Clearly, inherent individual differences contribute to success in parenting, as in other aspects of a teenager’s life. However, beyond that, the single most important factor may be the teen parent’s contact with caring, supportive adults who can help her navigate the complex and often conflicting developmental tasks of adolescence and parenting. Sometimes teens have the support of parents and extended family, particularly if they have grown up in a culture that readily accepts early parenting.
However, teen parents in foster care rarely have the support of their families. In fact, many of those who become pregnant while in care will lose their foster families as a result. These young people are ill-equipped for independence, either as individuals, still in the throes of development, or as parents, attempting to promote the healthy development of another.
Fortunately, some of them have access to programs like “How to Read Your Baby” or “Reaching HOPE,” that recognize that consistent relationships are the key to helping teenagers do the best they can for themselves and their children. Successful programs are built on the realization that the adults who work with these young parents must find ways of keeping hope alive for themselves and their clients.
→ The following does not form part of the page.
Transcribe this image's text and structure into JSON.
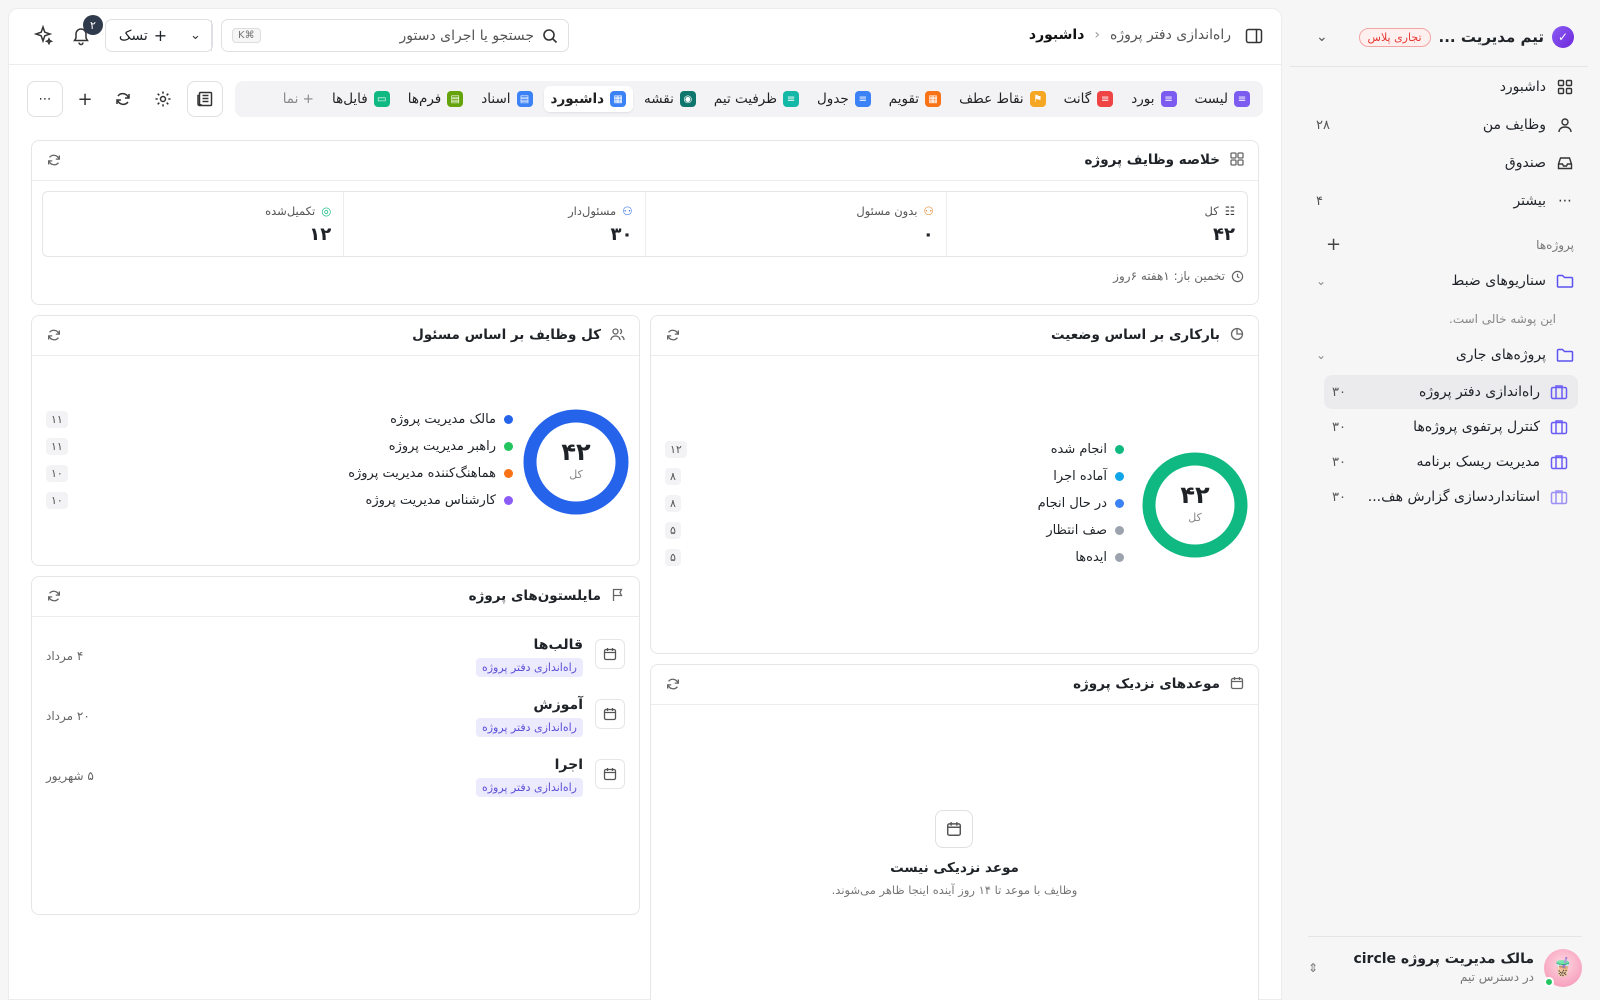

The internal and external challenges facing any one of these young parents are daunting. Staff members must often hear one story after another with seemingly no way to get to a happy ending. Every day they are asked to hold the hope in the face of situations that appear hopeless. Sometimes even a glimmer of hope is hard to find, but sometimes that is enough.
Programs that maintain hopefulness in their staff also support hope for the young parents and children they serve. Sometimes a sense that things might be better tomorrow – even if just a little better – is enough to get through the day. And sometimes, just getting through the day creates a sense that things just might be better the next day.
By Toni Heineman